Print every record below exactly as it stands.

□ □ □

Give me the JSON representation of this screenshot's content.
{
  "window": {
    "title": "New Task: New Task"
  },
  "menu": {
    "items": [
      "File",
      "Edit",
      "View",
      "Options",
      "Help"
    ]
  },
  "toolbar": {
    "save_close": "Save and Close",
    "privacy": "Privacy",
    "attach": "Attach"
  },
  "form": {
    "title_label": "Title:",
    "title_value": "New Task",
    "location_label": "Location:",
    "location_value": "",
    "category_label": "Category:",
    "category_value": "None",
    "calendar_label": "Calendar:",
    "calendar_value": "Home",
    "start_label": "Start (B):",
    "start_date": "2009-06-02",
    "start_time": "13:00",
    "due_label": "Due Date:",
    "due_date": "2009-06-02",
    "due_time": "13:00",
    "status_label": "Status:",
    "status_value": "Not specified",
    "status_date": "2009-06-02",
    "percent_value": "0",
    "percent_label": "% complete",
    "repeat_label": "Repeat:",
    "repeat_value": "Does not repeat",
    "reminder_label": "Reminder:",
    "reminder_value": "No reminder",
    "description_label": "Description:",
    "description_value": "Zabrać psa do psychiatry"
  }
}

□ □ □

**Exercise answer**:
Give me the JSON representation of this screenshot's content.
{
  "window": {
    "title": "New Task: New Task"
  },
  "menu": {
    "items": [
      "File",
      "Edit",
      "View",
      "Options",
      "Help"
    ]
  },
  "toolbar": {
    "save_close": "Save and Close",
    "privacy": "Privacy",
    "attach": "Attach"
  },
  "form": {
    "title_label": "Title:",
    "title_value": "New Task",
    "location_label": "Location:",
    "location_value": "",
    "category_label": "Category:",
    "category_value": "None",
    "calendar_label": "Calendar:",
    "calendar_value": "Home",
    "start_label": "Start (B):",
    "start_date": "2009-06-02",
    "start_time": "13:00",
    "due_label": "Due Date:",
    "due_date": "2009-06-02",
    "due_time": "13:00",
    "status_label": "Status:",
    "status_value": "Not specified",
    "status_date": "2009-06-02",
    "percent_value": "0",
    "percent_label": "% complete",
    "repeat_label": "Repeat:",
    "repeat_value": "Does not repeat",
    "reminder_label": "Reminder:",
    "reminder_value": "No reminder",
    "description_label": "Description:",
    "description_value": "Zabrać psa do psychiatry"
  }
}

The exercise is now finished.